I'm thinking of a not-overly-tiring list of things that, if a person can do them, they can call themselves "numerate"....hmmmm....now I wonder if I could write a similar list to demonstrate that a person is literate...
Heh! Maybe it's just me; 'twould be good though, I think, to list out the basics in all materials--we have a lot of knowledgable people here at ET, and they are knowledgable because they have embraced their subject, and so here I am, maybe I'd like to embrace it a bit too, but I can't be a professor of everything, so some subjects...I'll be happy with the basics, but with an element of rigour, where I can say, "I understand the basics of econmics" and therefore I can follow economic conversations...for example.
There are maybe divisions among folks deeply immersed in their areas of interest; but okay....if I had six months free time to learn "the basics" of, say, arithmetic; is that long enough? Or maybe I don't need six months; maybe I can learn the basics in a month?
The very basics, I mean.

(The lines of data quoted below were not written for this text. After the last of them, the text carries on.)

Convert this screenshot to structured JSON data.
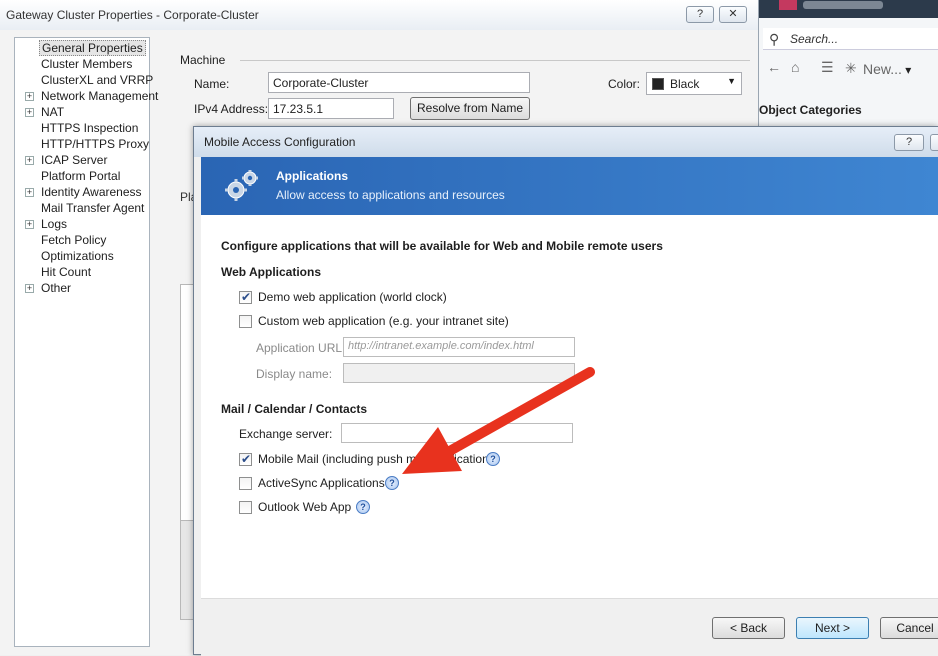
{
  "bg_window": {
    "title": "Gateway Cluster Properties - Corporate-Cluster",
    "help_glyph": "?",
    "close_glyph": "✕",
    "tree": [
      {
        "label": "General Properties",
        "expandable": false,
        "selected": true
      },
      {
        "label": "Cluster Members",
        "expandable": false
      },
      {
        "label": "ClusterXL and VRRP",
        "expandable": false
      },
      {
        "label": "Network Management",
        "expandable": true
      },
      {
        "label": "NAT",
        "expandable": true
      },
      {
        "label": "HTTPS Inspection",
        "expandable": false
      },
      {
        "label": "HTTP/HTTPS Proxy",
        "expandable": false
      },
      {
        "label": "ICAP Server",
        "expandable": true
      },
      {
        "label": "Platform Portal",
        "expandable": false
      },
      {
        "label": "Identity Awareness",
        "expandable": true
      },
      {
        "label": "Mail Transfer Agent",
        "expandable": false
      },
      {
        "label": "Logs",
        "expandable": true
      },
      {
        "label": "Fetch Policy",
        "expandable": false
      },
      {
        "label": "Optimizations",
        "expandable": false
      },
      {
        "label": "Hit Count",
        "expandable": false
      },
      {
        "label": "Other",
        "expandable": true
      }
    ],
    "machine_group": "Machine",
    "name_label": "Name:",
    "name_value": "Corporate-Cluster",
    "color_label": "Color:",
    "color_value": "Black",
    "ipv4_label": "IPv4 Address:",
    "ipv4_value": "17.23.5.1",
    "resolve_button": "Resolve from Name",
    "partial_label": "Pla"
  },
  "right_app": {
    "search_placeholder": "Search...",
    "new_button": "New...",
    "categories_title": "Object Categories"
  },
  "dialog": {
    "title": "Mobile Access Configuration",
    "help_glyph": "?",
    "banner_title": "Applications",
    "banner_subtitle": "Allow access to applications and resources",
    "heading": "Configure applications that will be available for Web and Mobile remote users",
    "web_section": "Web Applications",
    "demo_app": {
      "label": "Demo web application (world clock)",
      "checked": true
    },
    "custom_app": {
      "label": "Custom web application (e.g. your intranet site)",
      "checked": false
    },
    "app_url_label": "Application URL:",
    "app_url_placeholder": "http://intranet.example.com/index.html",
    "display_name_label": "Display name:",
    "mail_section": "Mail / Calendar / Contacts",
    "exchange_label": "Exchange server:",
    "mobile_mail": {
      "label": "Mobile Mail (including push mail notifications)",
      "checked": true
    },
    "activesync": {
      "label": "ActiveSync Applications",
      "checked": false
    },
    "outlook": {
      "label": "Outlook Web App",
      "checked": false
    },
    "help_icon_glyph": "?",
    "back_button": "< Back",
    "next_button": "Next >",
    "cancel_button": "Cancel"
  },
  "colors": {
    "banner": "#2a65b4",
    "arrow": "#e8321e",
    "selection": "#e5e5e5"
  }
}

A silly example. I declare (regularly) that it is possible to learn to touch type in three weeks, as long as you practice for half an hour every day, and you won't be able to do the numbers along the top, and you may be a bit sloppy with the shift key...but you'll know the basics.
Pythagoras - Wikipedia, the free encyclopedia
Pythagoras' religious and scientific views were, in his opinion, inseparably interconnected. However, they are looked at separately in the 21st century. Religiously, Pythagoras was a believer of metempsychosis. He believed in transmigration, or the reincarnation of the soul again and again into the bodies of humans, animals, or vegetables until it became moral. His ideas of reincarnation were influenced by Greek Mythology. He was one of the first to propose that the thought processes and the soul were located in the brain and not the heart. He himself claimed to have lived four lives that he could remember in detail, and heard the cry of his dead friend in the bark of a dog.
One of Pythagoras' beliefs was that the essence of being is number. Thus, being relies on stability of all things that create the universe. Things like health relied on a stable proportion of elements; too much or too little of one thing causes an imbalance that makes a being unhealthy. Pythagoras viewed thinking as the calculating with the idea numbers. When combined with the Folk theories, the philosophy evolves into a belief that Knowledge of the essence of being can be found in the form of numbers. If this is taken a step further, one can say that because mathematics is an unseen essence, the essence of being is an unseen characteristic that can be encountered by the study of mathematics.